Now that you have some stock on hand, you’re ready to dress those breasts. And what goes better with chicken than a nice sherry mushroom cream sauce. This Chicken Breast with Sherry Mushroom Cream Sauce can be made in 30 minutes.
While I don’t recommend using the really meaty parts of the chicken, if you did use parts with some meat on them, you should reserve the meat and use it for chicken salads, or this absolutely fabulous Chicken Pot Pie.
Keeping a variety of condiments on hand is the key to being able to whip up a variety of meals without a lot of fuss on a weeknight. I’m not just talking about your diner standards such as ketchup and mustard – although keeping a good dijon mustard on hand is always a good idea. I’m talking about pestos, chutneys, and, if you want to get fancy, preserves.
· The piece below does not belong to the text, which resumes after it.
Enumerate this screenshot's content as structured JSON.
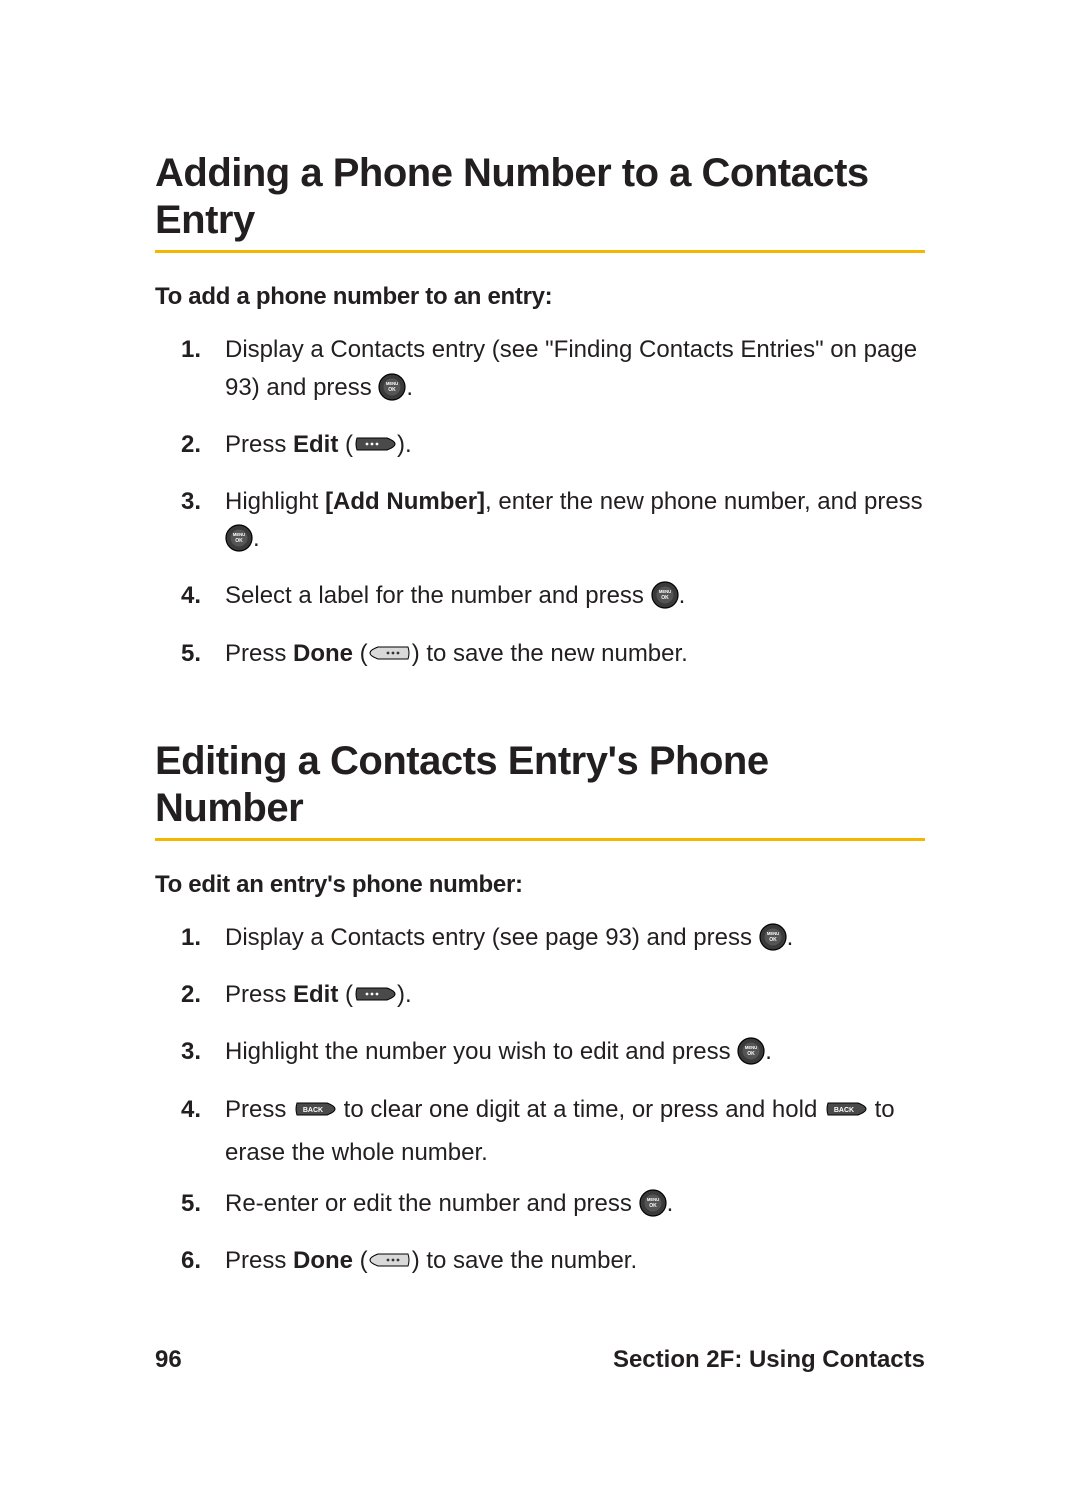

While some pestos can be made in as little as 20 minutes, most require a little more time. I find it easiest to prepare some whenever I have some free time and good quality ingredients and then freeze them for later use. The key to making a good condiment (as is the key to making anything), is to use ingredients that are in season and locally grown, if possible. The flavor will hold up better to freezing.
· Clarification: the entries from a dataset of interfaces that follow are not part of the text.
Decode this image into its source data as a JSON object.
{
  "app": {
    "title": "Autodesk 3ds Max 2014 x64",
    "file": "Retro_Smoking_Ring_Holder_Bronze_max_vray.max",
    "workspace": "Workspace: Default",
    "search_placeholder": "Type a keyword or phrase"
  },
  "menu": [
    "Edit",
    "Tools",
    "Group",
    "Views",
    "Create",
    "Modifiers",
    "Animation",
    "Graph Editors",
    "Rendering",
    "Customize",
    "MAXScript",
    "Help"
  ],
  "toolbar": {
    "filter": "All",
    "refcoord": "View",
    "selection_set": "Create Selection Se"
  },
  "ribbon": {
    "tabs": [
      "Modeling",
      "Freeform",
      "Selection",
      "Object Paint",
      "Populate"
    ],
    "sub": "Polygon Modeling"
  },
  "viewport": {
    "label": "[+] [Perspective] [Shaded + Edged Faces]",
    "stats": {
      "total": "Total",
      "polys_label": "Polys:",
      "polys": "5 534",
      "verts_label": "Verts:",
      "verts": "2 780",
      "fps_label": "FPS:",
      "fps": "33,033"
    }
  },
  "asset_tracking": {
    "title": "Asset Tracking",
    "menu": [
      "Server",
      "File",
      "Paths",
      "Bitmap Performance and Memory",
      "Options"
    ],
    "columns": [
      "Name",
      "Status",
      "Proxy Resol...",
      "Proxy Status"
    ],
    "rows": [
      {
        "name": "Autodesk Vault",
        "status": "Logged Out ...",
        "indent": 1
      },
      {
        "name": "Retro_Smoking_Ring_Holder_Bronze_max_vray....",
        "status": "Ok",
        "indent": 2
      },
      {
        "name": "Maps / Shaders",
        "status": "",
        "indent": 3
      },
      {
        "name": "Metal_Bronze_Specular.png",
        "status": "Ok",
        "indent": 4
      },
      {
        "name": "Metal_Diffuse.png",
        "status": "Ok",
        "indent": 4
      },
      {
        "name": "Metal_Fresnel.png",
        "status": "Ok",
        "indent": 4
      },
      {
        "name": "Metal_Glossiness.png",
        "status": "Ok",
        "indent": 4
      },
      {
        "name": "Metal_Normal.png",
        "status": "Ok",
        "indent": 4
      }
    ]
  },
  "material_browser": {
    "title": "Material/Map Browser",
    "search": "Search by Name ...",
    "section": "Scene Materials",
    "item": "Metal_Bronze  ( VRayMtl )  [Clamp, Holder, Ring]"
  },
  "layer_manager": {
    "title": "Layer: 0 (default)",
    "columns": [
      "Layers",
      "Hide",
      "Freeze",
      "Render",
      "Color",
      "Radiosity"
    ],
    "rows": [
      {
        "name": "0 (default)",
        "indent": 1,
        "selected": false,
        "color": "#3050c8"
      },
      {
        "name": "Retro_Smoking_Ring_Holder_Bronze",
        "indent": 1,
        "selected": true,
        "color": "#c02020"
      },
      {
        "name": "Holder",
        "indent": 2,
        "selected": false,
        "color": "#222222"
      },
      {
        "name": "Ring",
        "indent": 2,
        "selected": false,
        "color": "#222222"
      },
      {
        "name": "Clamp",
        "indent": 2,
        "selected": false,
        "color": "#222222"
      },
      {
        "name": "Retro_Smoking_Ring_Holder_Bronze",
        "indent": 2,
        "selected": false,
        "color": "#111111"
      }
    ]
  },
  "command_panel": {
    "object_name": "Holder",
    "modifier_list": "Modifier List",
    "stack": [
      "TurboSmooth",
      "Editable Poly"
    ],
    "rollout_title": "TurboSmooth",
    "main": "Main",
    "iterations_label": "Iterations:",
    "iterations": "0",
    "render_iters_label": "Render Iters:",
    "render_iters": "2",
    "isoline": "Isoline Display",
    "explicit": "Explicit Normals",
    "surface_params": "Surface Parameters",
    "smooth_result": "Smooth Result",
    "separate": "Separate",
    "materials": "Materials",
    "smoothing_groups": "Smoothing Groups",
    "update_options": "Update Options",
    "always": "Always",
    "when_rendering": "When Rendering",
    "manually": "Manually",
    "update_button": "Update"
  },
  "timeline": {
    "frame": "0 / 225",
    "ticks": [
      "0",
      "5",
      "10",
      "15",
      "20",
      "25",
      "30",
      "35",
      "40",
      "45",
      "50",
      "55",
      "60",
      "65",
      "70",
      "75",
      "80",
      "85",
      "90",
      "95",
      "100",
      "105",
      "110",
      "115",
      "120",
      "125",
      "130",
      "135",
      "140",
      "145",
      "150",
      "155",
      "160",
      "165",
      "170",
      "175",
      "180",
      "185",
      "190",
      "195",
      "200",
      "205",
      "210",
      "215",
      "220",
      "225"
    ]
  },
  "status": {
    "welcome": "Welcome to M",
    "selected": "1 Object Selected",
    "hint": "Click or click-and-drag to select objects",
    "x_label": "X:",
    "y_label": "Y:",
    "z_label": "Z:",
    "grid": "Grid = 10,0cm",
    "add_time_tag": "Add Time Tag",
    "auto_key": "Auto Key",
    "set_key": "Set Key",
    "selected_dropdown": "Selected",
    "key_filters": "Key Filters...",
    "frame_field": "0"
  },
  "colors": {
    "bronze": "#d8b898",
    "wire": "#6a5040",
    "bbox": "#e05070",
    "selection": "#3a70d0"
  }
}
Condiments can very quickly transform a simple grilled fish into something still simple, but divine. It’s also a good way to extend the life of a seasonal delight such as Meyer Lemons (see Meyer Lemon Salsa recipe here). The following are two condiment recipes that I love and generally keep in my freezer. Read the rest of this entry »
I was having a conversation with a friend the other day who doesn’t understand why anyone would take what’s left of their precious little free time to cook their own food when you can get any type of cuisine delivered right to your door or desk in under 40 minutes with no clean-up after. For the person who views cooking as a chore to be avoided at all costs and who has a lot of discretionary income, there is probably no counter-argument that will sway such a person. For a person with less of an aversion to the kitchen, I offer four points to consider when weighing the value of cooking your own food against ordering take-out:
1. Ingredients – you control them. Sugar, fat, unrecognizable mystery sauce – you can control or eliminate all that.
2. Quality – because you control the amount and quality of the ingredients, you control the quality of the finished product.
3. Portions – you control whether you eat a pound of pasta or a normal serving size. I know that, theoretically, you always have the ability to control your portion size by simply putting the fork down, but that takes a lot of self-control. We’ve all done it – eaten 3/4 of a plate of food that was already 2x more food than we really needed, but we kept going past the point of comfort for the simple reason that the food was there. Check out Brian Wansink‘s book, “Mindless Eating: Why We Eat More Than We Think” for some fascinating and funny insight on that point. I personally find it a lot easier to control how much I eat before I put it on the plate, than after it’s on the plate. Take-out portions are always too big and too hard to walk away from.
4. Costs – on a cost per serving basis, the monetary costs of cooking for yourself will often be equal to or less than the costs of ordering the same food in for delivery.
Don’t get me wrong, I’m not arguing against take-out in all cases, but against take-out as the default method of eating. Take-out definitely has its benefits – cuisines that might be beyond your cooking skills to duplicate (that’s Indian food for me) and it eliminates the time costs of your own labor. The last benefit is pretty powerful, and if you’re using that free time to do things that make you happy and enhance your life, then by all means order in every day. However, if you’re just freeing up more TV time, why not spend some of that time cooking for yourself? If your apartment is as small as mine, you can cook for yourself and watch TV so it’s a win-win.